You could work for years at a given company and never meet or see a board member. But in the United States, every publicly-traded business is required to have a board. So these people are kind of a big deal.
This brings me to another critical issue: cybersecurity. As security professionals, it’s increasingly important that security topics are discussed in the board room, and that the people there not only grasp what’s at stake, but also take action.
As it stands, we’ve got work to do. A recent survey of over 200 enterprise security professionals conducted by Accenture and HfS Research revealed a number of eye-openers. For example, only 5 percent of respondents’ organizations have a Chief Risk or Trust Officer who reports directly to the CEO or Board of Directors.
The survey also indicated that cybersecurity professionals are increasingly reporting to a Chief Risk Officer (rather than the CIO or CEO), who in turn is reporting to the board.
While this is a sign of “growing security maturity,“ according to the survey, there is still “tremendous dissatisfaction“ among existing reporting lines.
We need to do better than that.
No Such Thing as “Perfect“
Most boards have woken up to the fact that they at least need to know more about cybersecurity, and most have security on their quarterly or annual agendas.
Still, in many cases, the security reporting to the board is assigned to either an audit or a risk committee. And, if security is on the agenda, it might get about 30 minutes in front of the board, based on my experience. That’s not enough time to fully learn and understand the gravity of the issue.
There are political complications: Management is sometimes wary about pulling the Chief Information Security Officer into the boardroom, leaving the topic to be covered by the CIO or CRO, who might be inclined to water things down or paint a rosier picture than actually exists.
I like to tell boards one thing: There’s no such thing as perfect cybersecurity. It’s a moving target, an evolving entity that must be constantly monitored and tuned. Breaches can happen anywhere and everywhere.
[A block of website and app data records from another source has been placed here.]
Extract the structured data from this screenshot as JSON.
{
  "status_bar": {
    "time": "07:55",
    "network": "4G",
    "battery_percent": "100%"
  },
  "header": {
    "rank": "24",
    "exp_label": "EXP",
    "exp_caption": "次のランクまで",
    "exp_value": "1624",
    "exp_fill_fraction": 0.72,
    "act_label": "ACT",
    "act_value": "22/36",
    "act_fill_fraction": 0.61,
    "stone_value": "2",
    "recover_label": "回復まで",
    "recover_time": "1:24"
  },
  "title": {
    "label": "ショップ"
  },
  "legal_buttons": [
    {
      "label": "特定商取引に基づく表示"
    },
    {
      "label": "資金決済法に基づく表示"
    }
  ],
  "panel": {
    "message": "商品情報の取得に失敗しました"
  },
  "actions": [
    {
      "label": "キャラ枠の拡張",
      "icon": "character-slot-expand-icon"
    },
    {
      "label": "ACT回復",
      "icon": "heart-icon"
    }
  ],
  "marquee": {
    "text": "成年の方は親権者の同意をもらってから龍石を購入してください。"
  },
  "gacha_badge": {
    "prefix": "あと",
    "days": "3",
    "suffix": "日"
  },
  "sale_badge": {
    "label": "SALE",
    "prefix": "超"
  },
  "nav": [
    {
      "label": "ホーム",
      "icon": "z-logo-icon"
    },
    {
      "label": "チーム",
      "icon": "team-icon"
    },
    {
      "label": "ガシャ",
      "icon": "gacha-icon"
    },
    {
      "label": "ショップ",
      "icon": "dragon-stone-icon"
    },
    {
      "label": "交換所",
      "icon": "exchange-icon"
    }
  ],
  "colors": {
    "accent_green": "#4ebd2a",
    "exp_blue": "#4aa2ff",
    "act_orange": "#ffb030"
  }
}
Call to action
The CISO really needs to be in the boardroom, or at least with the audit committee, with enough time to discuss the real cyber risks affecting the company‘s data “crown jewels“ and the impact on regulation, customer retention and brand. Communication skills matter, too: The CISO has to coherently and effectively translate cyber-speak into business risk.
If a breach does happen, you must be prepared to respond appropriately. And nothing can help more than some outside sets of eyes, and perhaps some outside voices who may not tell the board exactly what it wants to hear.
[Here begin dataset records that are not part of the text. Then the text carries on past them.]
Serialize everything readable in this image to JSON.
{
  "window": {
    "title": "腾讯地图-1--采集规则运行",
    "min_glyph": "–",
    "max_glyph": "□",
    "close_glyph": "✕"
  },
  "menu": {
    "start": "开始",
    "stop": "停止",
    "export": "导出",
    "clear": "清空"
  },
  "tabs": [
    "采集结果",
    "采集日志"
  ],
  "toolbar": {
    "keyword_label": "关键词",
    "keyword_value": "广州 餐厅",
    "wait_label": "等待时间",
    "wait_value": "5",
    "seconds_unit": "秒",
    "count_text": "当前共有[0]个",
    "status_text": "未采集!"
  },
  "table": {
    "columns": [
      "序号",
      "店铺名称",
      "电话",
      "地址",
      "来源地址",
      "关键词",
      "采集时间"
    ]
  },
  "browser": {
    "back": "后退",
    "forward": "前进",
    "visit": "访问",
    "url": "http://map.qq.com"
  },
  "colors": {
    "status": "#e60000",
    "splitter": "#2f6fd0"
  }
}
What we’re talking about isn’t anything like the usual boardroom scuffles you read about in the financial media. But it’s a battle worth fighting, because the “enemies“ in this case are exceptionally hostile and can wreak havoc on share prices and anything else of value.
It’s time to transform the way we think about security.